I am not your lawyer and you are not my client. Free advice here is without recourse and any reliance thereupon is at your sole risk. This is done without compensation as a free public service. I am licensed in IL, MO, TX and I am a Reg. Pat. Atty. so advice in any other jurisdiction is strictly general advice and should be confirmed with an attorney licensed in that jurisdiction.
I think Bruce is right. The reason that the provision is in your agreement is to address this very type of situation. They do not want you using "their" projects and holding them out as your own. The fact that they fired you (as opposed to a lay-off) suggests that they are probably unlikely to agree. I have not seen the exact language, but you might be able to contact former customers and ask if you can come photograph your place. Then do not call it "your" work, just indicate that they are photographs of projects you worked on.

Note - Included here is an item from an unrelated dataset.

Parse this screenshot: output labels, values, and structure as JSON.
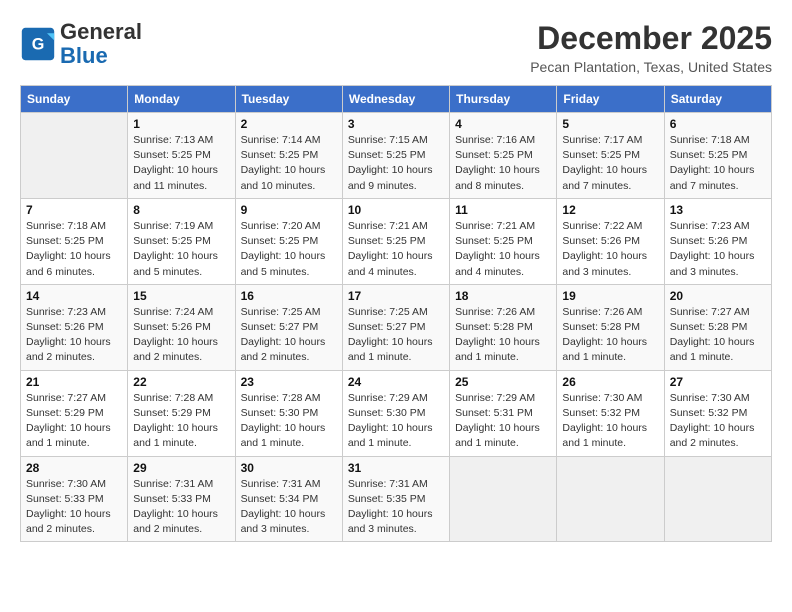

Disclaimer: This is not legal advice and you should consult an attorney to discuss the particulars of your case.